Leaving out the pictures, output each record exactly as it stands.

-- Opening Marker --

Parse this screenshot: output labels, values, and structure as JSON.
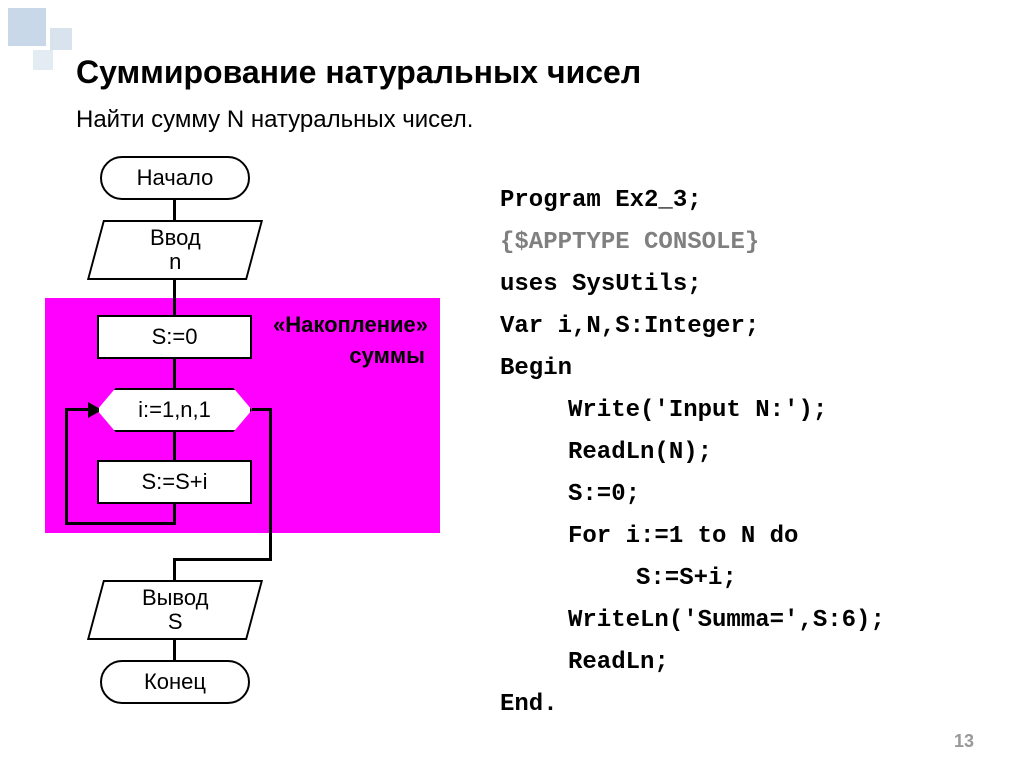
{
  "title": "Суммирование натуральных чисел",
  "subtitle": "Найти сумму N натуральных чисел.",
  "flowchart": {
    "start": "Начало",
    "input": "Ввод\nn",
    "init": "S:=0",
    "loop": "i:=1,n,1",
    "body": "S:=S+i",
    "output": "Вывод\nS",
    "end": "Конец",
    "annotation": "«Накопление»\n            суммы"
  },
  "code": {
    "l1": "Program Ex2_3;",
    "l2": "{$APPTYPE CONSOLE}",
    "l3": "uses  SysUtils;",
    "l4": "Var i,N,S:Integer;",
    "l5": "Begin",
    "l6": "Write('Input N:');",
    "l7": "ReadLn(N);",
    "l8": "S:=0;",
    "l9": "For i:=1 to N do",
    "l10": "S:=S+i;",
    "l11": "WriteLn('Summa=',S:6);",
    "l12": "ReadLn;",
    "l13": "End."
  },
  "page_number": "13"
}
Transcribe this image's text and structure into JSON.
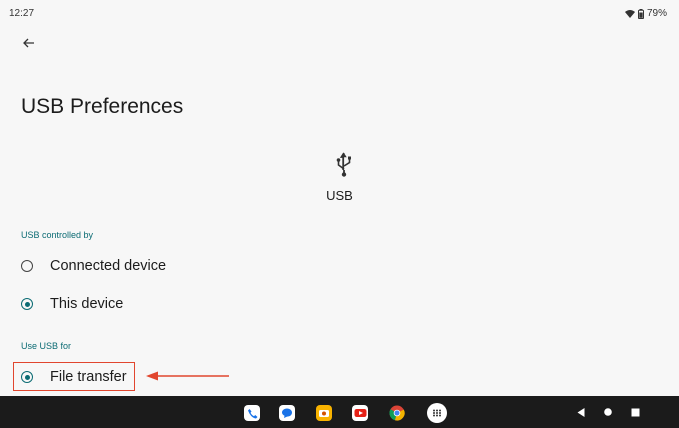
{
  "status_bar": {
    "time": "12:27",
    "battery": "79%"
  },
  "header": {
    "title": "USB Preferences"
  },
  "usb": {
    "label": "USB"
  },
  "sections": [
    {
      "header": "USB controlled by",
      "options": [
        {
          "label": "Connected device",
          "selected": false
        },
        {
          "label": "This device",
          "selected": true
        }
      ]
    },
    {
      "header": "Use USB for",
      "options": [
        {
          "label": "File transfer",
          "selected": true
        }
      ]
    }
  ],
  "dock": [
    "phone-icon",
    "messages-icon",
    "camera-icon",
    "youtube-icon",
    "chrome-icon",
    "app-drawer-icon"
  ],
  "nav": [
    "back-nav-icon",
    "home-nav-icon",
    "recents-nav-icon"
  ],
  "colors": {
    "accent": "#0b6b73",
    "annotation": "#e1462e",
    "navbar": "#1b1b1b"
  }
}
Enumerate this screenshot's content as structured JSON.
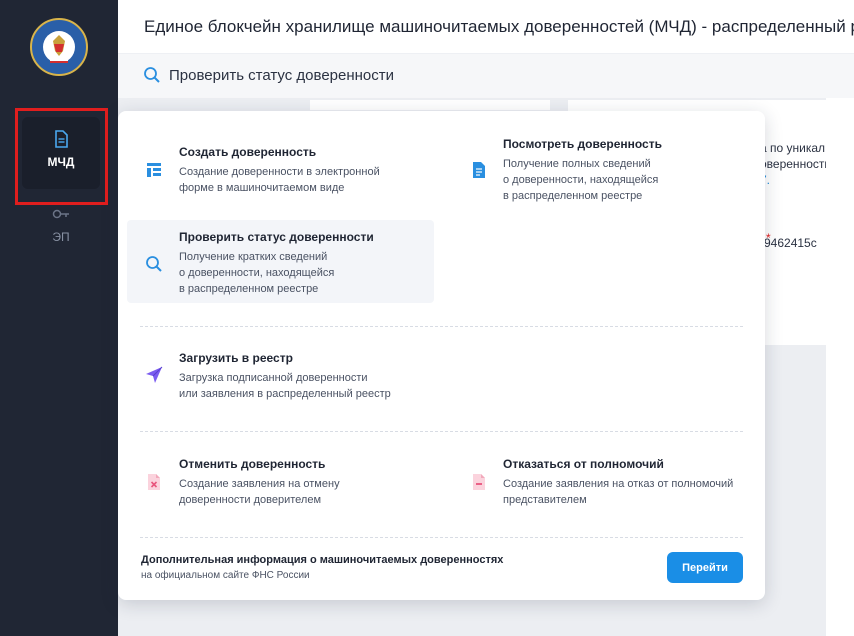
{
  "sidebar": {
    "items": [
      {
        "label": "МЧД",
        "icon": "document-icon",
        "active": true
      },
      {
        "label": "ЭП",
        "icon": "key-icon",
        "active": false
      }
    ]
  },
  "header": {
    "title": "Единое блокчейн хранилище машиночитаемых доверенностей (МЧД) - распределенный р"
  },
  "subheader": {
    "label": "Проверить статус доверенности",
    "icon": "search-icon"
  },
  "background": {
    "right_text_lines": [
      "а по уникал",
      "оверенности",
      "7."
    ],
    "required_mark": "*",
    "value_text": "-9462415c"
  },
  "menu": {
    "items": [
      {
        "title": "Создать доверенность",
        "desc": [
          "Создание доверенности в электронной",
          "форме в машиночитаемом виде"
        ],
        "icon": "form-icon"
      },
      {
        "title": "Посмотреть доверенность",
        "desc": [
          "Получение полных сведений",
          "о доверенности, находящейся",
          "в распределенном реестре"
        ],
        "icon": "file-icon"
      },
      {
        "title": "Проверить статус доверенности",
        "desc": [
          "Получение кратких сведений",
          "о доверенности, находящейся",
          "в распределенном реестре"
        ],
        "icon": "search-icon"
      },
      {
        "title": "Загрузить в реестр",
        "desc": [
          "Загрузка подписанной доверенности",
          "или заявления в распределенный реестр"
        ],
        "icon": "send-icon"
      },
      {
        "title": "Отменить доверенность",
        "desc": [
          "Создание заявления на отмену",
          "доверенности доверителем"
        ],
        "icon": "file-cancel-icon"
      },
      {
        "title": "Отказаться от полномочий",
        "desc": [
          "Создание заявления на отказ от полномочий",
          "представителем"
        ],
        "icon": "file-minus-icon"
      }
    ],
    "footer": {
      "title": "Дополнительная информация о машиночитаемых доверенностях",
      "subtitle": "на официальном сайте ФНС России",
      "button_label": "Перейти"
    }
  },
  "colors": {
    "sidebar_bg": "#202634",
    "accent": "#1a8ee6",
    "highlight": "#e01e1e",
    "icon_blue": "#2a8fe0",
    "icon_purple": "#7b5cf0",
    "icon_pink": "#e8547c"
  }
}
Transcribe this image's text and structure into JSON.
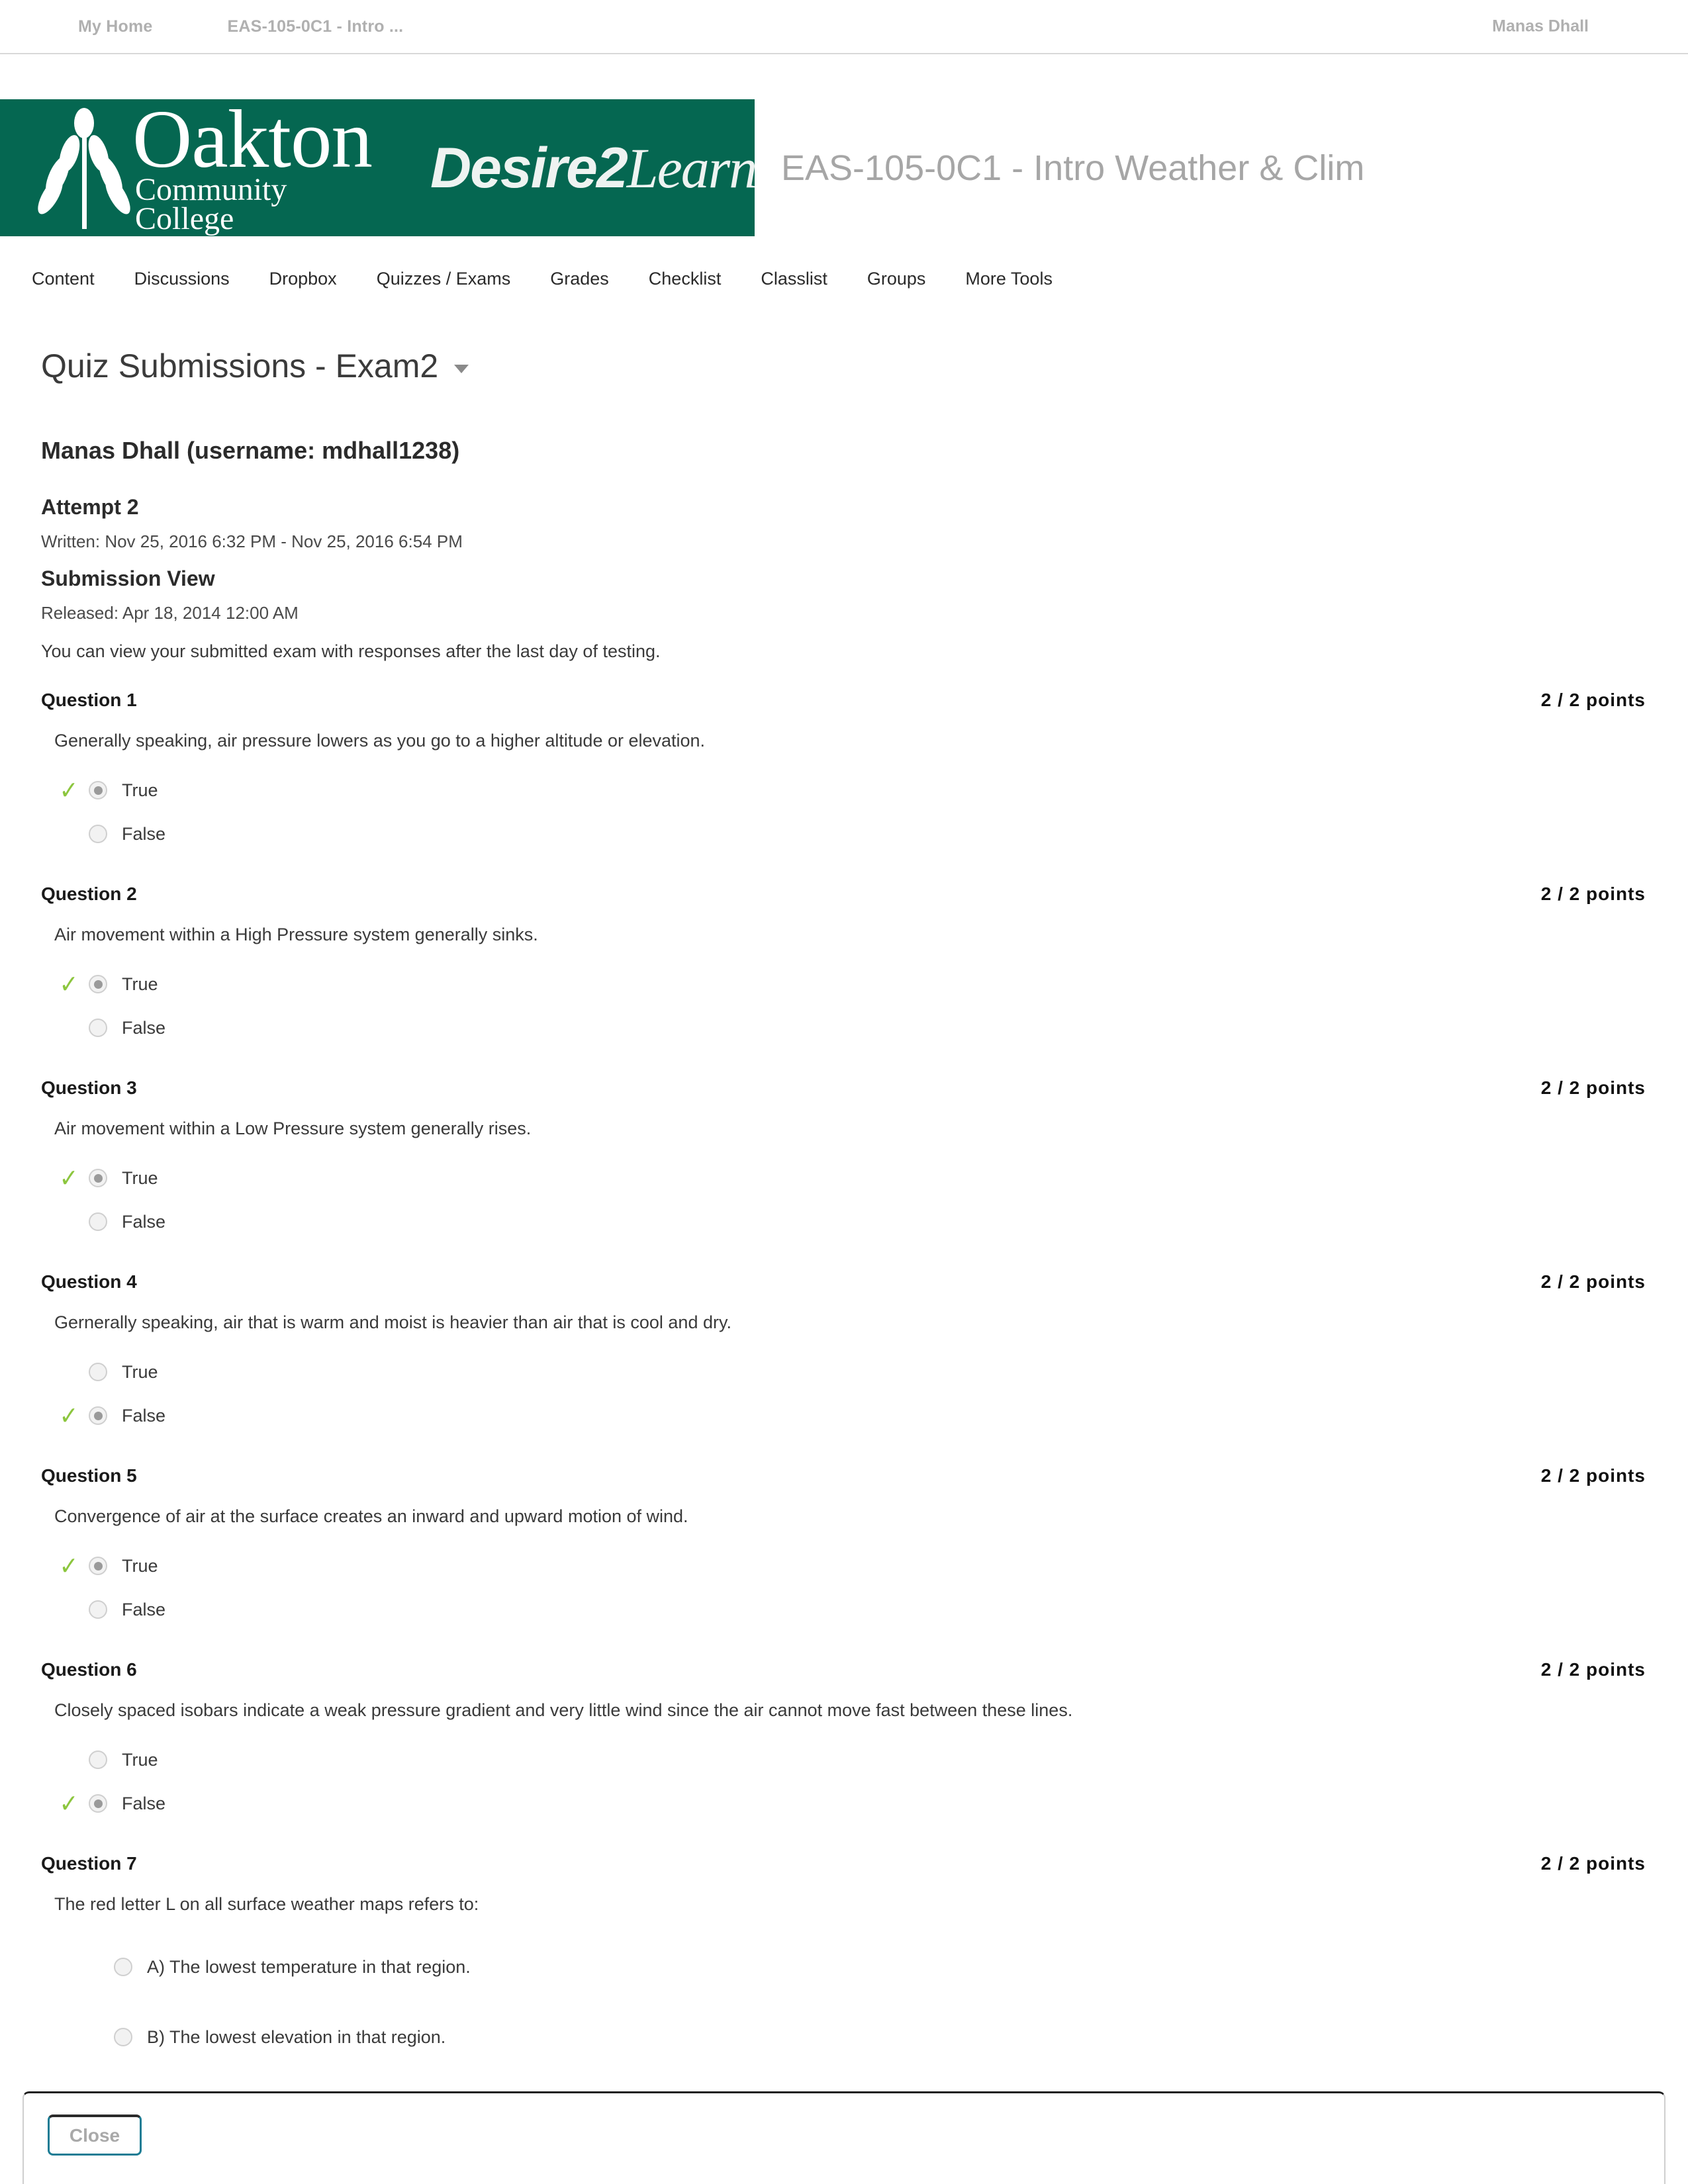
{
  "minibar": {
    "my_home": "My Home",
    "course_link": "EAS-105-0C1 - Intro ...",
    "user": "Manas Dhall"
  },
  "banner": {
    "logo_primary": "Oakton",
    "logo_secondary": "Community College",
    "d2l_bold": "Desire",
    "d2l_two": "2",
    "d2l_rest": "Learn",
    "registered_mark": "®",
    "course_title": "EAS-105-0C1 - Intro Weather & Clim",
    "banner_color": "#056751"
  },
  "navbar": {
    "items": [
      "Content",
      "Discussions",
      "Dropbox",
      "Quizzes / Exams",
      "Grades",
      "Checklist",
      "Classlist",
      "Groups",
      "More Tools"
    ]
  },
  "page": {
    "title": "Quiz Submissions - Exam2",
    "student": "Manas Dhall (username: mdhall1238)",
    "attempt_heading": "Attempt 2",
    "written": "Written: Nov 25, 2016 6:32 PM - Nov 25, 2016 6:54 PM",
    "submission_view_heading": "Submission View",
    "released": "Released: Apr 18, 2014 12:00 AM",
    "intro": "You can view your submitted exam with responses after the last day of testing."
  },
  "questions": [
    {
      "label": "Question 1",
      "points": "2 / 2 points",
      "text": "Generally speaking, air pressure lowers as you go to a higher altitude or elevation.",
      "type": "truefalse",
      "answers": [
        {
          "label": "True",
          "selected": true,
          "correct": true
        },
        {
          "label": "False",
          "selected": false,
          "correct": false
        }
      ]
    },
    {
      "label": "Question 2",
      "points": "2 / 2 points",
      "text": "Air movement within a High Pressure system generally sinks.",
      "type": "truefalse",
      "answers": [
        {
          "label": "True",
          "selected": true,
          "correct": true
        },
        {
          "label": "False",
          "selected": false,
          "correct": false
        }
      ]
    },
    {
      "label": "Question 3",
      "points": "2 / 2 points",
      "text": "Air movement within a Low Pressure system generally rises.",
      "type": "truefalse",
      "answers": [
        {
          "label": "True",
          "selected": true,
          "correct": true
        },
        {
          "label": "False",
          "selected": false,
          "correct": false
        }
      ]
    },
    {
      "label": "Question 4",
      "points": "2 / 2 points",
      "text": "Gernerally speaking, air that is warm and moist is heavier than air that is cool and dry.",
      "type": "truefalse",
      "answers": [
        {
          "label": "True",
          "selected": false,
          "correct": false
        },
        {
          "label": "False",
          "selected": true,
          "correct": true
        }
      ]
    },
    {
      "label": "Question 5",
      "points": "2 / 2 points",
      "text": "Convergence of air at the surface creates an inward and upward motion of wind.",
      "type": "truefalse",
      "answers": [
        {
          "label": "True",
          "selected": true,
          "correct": true
        },
        {
          "label": "False",
          "selected": false,
          "correct": false
        }
      ]
    },
    {
      "label": "Question 6",
      "points": "2 / 2 points",
      "text": "Closely spaced isobars indicate a weak pressure gradient and very little wind since the air cannot move fast between these lines.",
      "type": "truefalse",
      "answers": [
        {
          "label": "True",
          "selected": false,
          "correct": false
        },
        {
          "label": "False",
          "selected": true,
          "correct": true
        }
      ]
    },
    {
      "label": "Question 7",
      "points": "2 / 2 points",
      "text": "The red letter L on all surface weather maps refers to:",
      "type": "multiplechoice",
      "answers": [
        {
          "label": "A)  The lowest temperature in that region.",
          "selected": false,
          "correct": false
        },
        {
          "label": "B)  The lowest elevation in that region.",
          "selected": false,
          "correct": false
        }
      ]
    }
  ],
  "footer": {
    "close_label": "Close",
    "close_border_color": "#1b7c94"
  },
  "icons": {
    "check": "✓",
    "caret_down": "caret-down-icon"
  }
}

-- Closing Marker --

● RESULT BELOW
Parse this screenshot: output labels, values, and structure as JSON.
{
  "title": "Суммирование натуральных чисел",
  "subtitle": "Найти сумму N натуральных чисел.",
  "flowchart": {
    "start": "Начало",
    "input": "Ввод\nn",
    "init": "S:=0",
    "loop": "i:=1,n,1",
    "body": "S:=S+i",
    "output": "Вывод\nS",
    "end": "Конец",
    "annotation": "«Накопление»\n            суммы"
  },
  "code": {
    "l1": "Program Ex2_3;",
    "l2": "{$APPTYPE CONSOLE}",
    "l3": "uses  SysUtils;",
    "l4": "Var i,N,S:Integer;",
    "l5": "Begin",
    "l6": "Write('Input N:');",
    "l7": "ReadLn(N);",
    "l8": "S:=0;",
    "l9": "For i:=1 to N do",
    "l10": "S:=S+i;",
    "l11": "WriteLn('Summa=',S:6);",
    "l12": "ReadLn;",
    "l13": "End."
  },
  "page_number": "13"
}
Transcribe this image's text and structure into JSON.
{
  "status_bar": {
    "time": "12:27",
    "battery": "79%"
  },
  "header": {
    "title": "USB Preferences"
  },
  "usb": {
    "label": "USB"
  },
  "sections": [
    {
      "header": "USB controlled by",
      "options": [
        {
          "label": "Connected device",
          "selected": false
        },
        {
          "label": "This device",
          "selected": true
        }
      ]
    },
    {
      "header": "Use USB for",
      "options": [
        {
          "label": "File transfer",
          "selected": true
        }
      ]
    }
  ],
  "dock": [
    "phone-icon",
    "messages-icon",
    "camera-icon",
    "youtube-icon",
    "chrome-icon",
    "app-drawer-icon"
  ],
  "nav": [
    "back-nav-icon",
    "home-nav-icon",
    "recents-nav-icon"
  ],
  "colors": {
    "accent": "#0b6b73",
    "annotation": "#e1462e",
    "navbar": "#1b1b1b"
  }
}
Enumerate this screenshot's content as structured JSON.
{
  "sidebar": {
    "items": [
      {
        "label": "МЧД",
        "icon": "document-icon",
        "active": true
      },
      {
        "label": "ЭП",
        "icon": "key-icon",
        "active": false
      }
    ]
  },
  "header": {
    "title": "Единое блокчейн хранилище машиночитаемых доверенностей (МЧД) - распределенный р"
  },
  "subheader": {
    "label": "Проверить статус доверенности",
    "icon": "search-icon"
  },
  "background": {
    "right_text_lines": [
      "а по уникал",
      "оверенности",
      "7."
    ],
    "required_mark": "*",
    "value_text": "-9462415c"
  },
  "menu": {
    "items": [
      {
        "title": "Создать доверенность",
        "desc": [
          "Создание доверенности в электронной",
          "форме в машиночитаемом виде"
        ],
        "icon": "form-icon"
      },
      {
        "title": "Посмотреть доверенность",
        "desc": [
          "Получение полных сведений",
          "о доверенности, находящейся",
          "в распределенном реестре"
        ],
        "icon": "file-icon"
      },
      {
        "title": "Проверить статус доверенности",
        "desc": [
          "Получение кратких сведений",
          "о доверенности, находящейся",
          "в распределенном реестре"
        ],
        "icon": "search-icon"
      },
      {
        "title": "Загрузить в реестр",
        "desc": [
          "Загрузка подписанной доверенности",
          "или заявления в распределенный реестр"
        ],
        "icon": "send-icon"
      },
      {
        "title": "Отменить доверенность",
        "desc": [
          "Создание заявления на отмену",
          "доверенности доверителем"
        ],
        "icon": "file-cancel-icon"
      },
      {
        "title": "Отказаться от полномочий",
        "desc": [
          "Создание заявления на отказ от полномочий",
          "представителем"
        ],
        "icon": "file-minus-icon"
      }
    ],
    "footer": {
      "title": "Дополнительная информация о машиночитаемых доверенностях",
      "subtitle": "на официальном сайте ФНС России",
      "button_label": "Перейти"
    }
  },
  "colors": {
    "sidebar_bg": "#202634",
    "accent": "#1a8ee6",
    "highlight": "#e01e1e",
    "icon_blue": "#2a8fe0",
    "icon_purple": "#7b5cf0",
    "icon_pink": "#e8547c"
  }
}
Transcribe this image's text and structure into JSON.
{
  "minibar": {
    "my_home": "My Home",
    "course_link": "EAS-105-0C1 - Intro ...",
    "user": "Manas Dhall"
  },
  "banner": {
    "logo_primary": "Oakton",
    "logo_secondary": "Community College",
    "d2l_bold": "Desire",
    "d2l_two": "2",
    "d2l_rest": "Learn",
    "registered_mark": "®",
    "course_title": "EAS-105-0C1 - Intro Weather & Clim",
    "banner_color": "#056751"
  },
  "navbar": {
    "items": [
      "Content",
      "Discussions",
      "Dropbox",
      "Quizzes / Exams",
      "Grades",
      "Checklist",
      "Classlist",
      "Groups",
      "More Tools"
    ]
  },
  "page": {
    "title": "Quiz Submissions - Exam2",
    "student": "Manas Dhall (username: mdhall1238)",
    "attempt_heading": "Attempt 2",
    "written": "Written: Nov 25, 2016 6:32 PM - Nov 25, 2016 6:54 PM",
    "submission_view_heading": "Submission View",
    "released": "Released: Apr 18, 2014 12:00 AM",
    "intro": "You can view your submitted exam with responses after the last day of testing."
  },
  "questions": [
    {
      "label": "Question 1",
      "points": "2 / 2 points",
      "text": "Generally speaking, air pressure lowers as you go to a higher altitude or elevation.",
      "type": "truefalse",
      "answers": [
        {
          "label": "True",
          "selected": true,
          "correct": true
        },
        {
          "label": "False",
          "selected": false,
          "correct": false
        }
      ]
    },
    {
      "label": "Question 2",
      "points": "2 / 2 points",
      "text": "Air movement within a High Pressure system generally sinks.",
      "type": "truefalse",
      "answers": [
        {
          "label": "True",
          "selected": true,
          "correct": true
        },
        {
          "label": "False",
          "selected": false,
          "correct": false
        }
      ]
    },
    {
      "label": "Question 3",
      "points": "2 / 2 points",
      "text": "Air movement within a Low Pressure system generally rises.",
      "type": "truefalse",
      "answers": [
        {
          "label": "True",
          "selected": true,
          "correct": true
        },
        {
          "label": "False",
          "selected": false,
          "correct": false
        }
      ]
    },
    {
      "label": "Question 4",
      "points": "2 / 2 points",
      "text": "Gernerally speaking, air that is warm and moist is heavier than air that is cool and dry.",
      "type": "truefalse",
      "answers": [
        {
          "label": "True",
          "selected": false,
          "correct": false
        },
        {
          "label": "False",
          "selected": true,
          "correct": true
        }
      ]
    },
    {
      "label": "Question 5",
      "points": "2 / 2 points",
      "text": "Convergence of air at the surface creates an inward and upward motion of wind.",
      "type": "truefalse",
      "answers": [
        {
          "label": "True",
          "selected": true,
          "correct": true
        },
        {
          "label": "False",
          "selected": false,
          "correct": false
        }
      ]
    },
    {
      "label": "Question 6",
      "points": "2 / 2 points",
      "text": "Closely spaced isobars indicate a weak pressure gradient and very little wind since the air cannot move fast between these lines.",
      "type": "truefalse",
      "answers": [
        {
          "label": "True",
          "selected": false,
          "correct": false
        },
        {
          "label": "False",
          "selected": true,
          "correct": true
        }
      ]
    },
    {
      "label": "Question 7",
      "points": "2 / 2 points",
      "text": "The red letter L on all surface weather maps refers to:",
      "type": "multiplechoice",
      "answers": [
        {
          "label": "A)  The lowest temperature in that region.",
          "selected": false,
          "correct": false
        },
        {
          "label": "B)  The lowest elevation in that region.",
          "selected": false,
          "correct": false
        }
      ]
    }
  ],
  "footer": {
    "close_label": "Close",
    "close_border_color": "#1b7c94"
  },
  "icons": {
    "check": "✓",
    "caret_down": "caret-down-icon"
  }
}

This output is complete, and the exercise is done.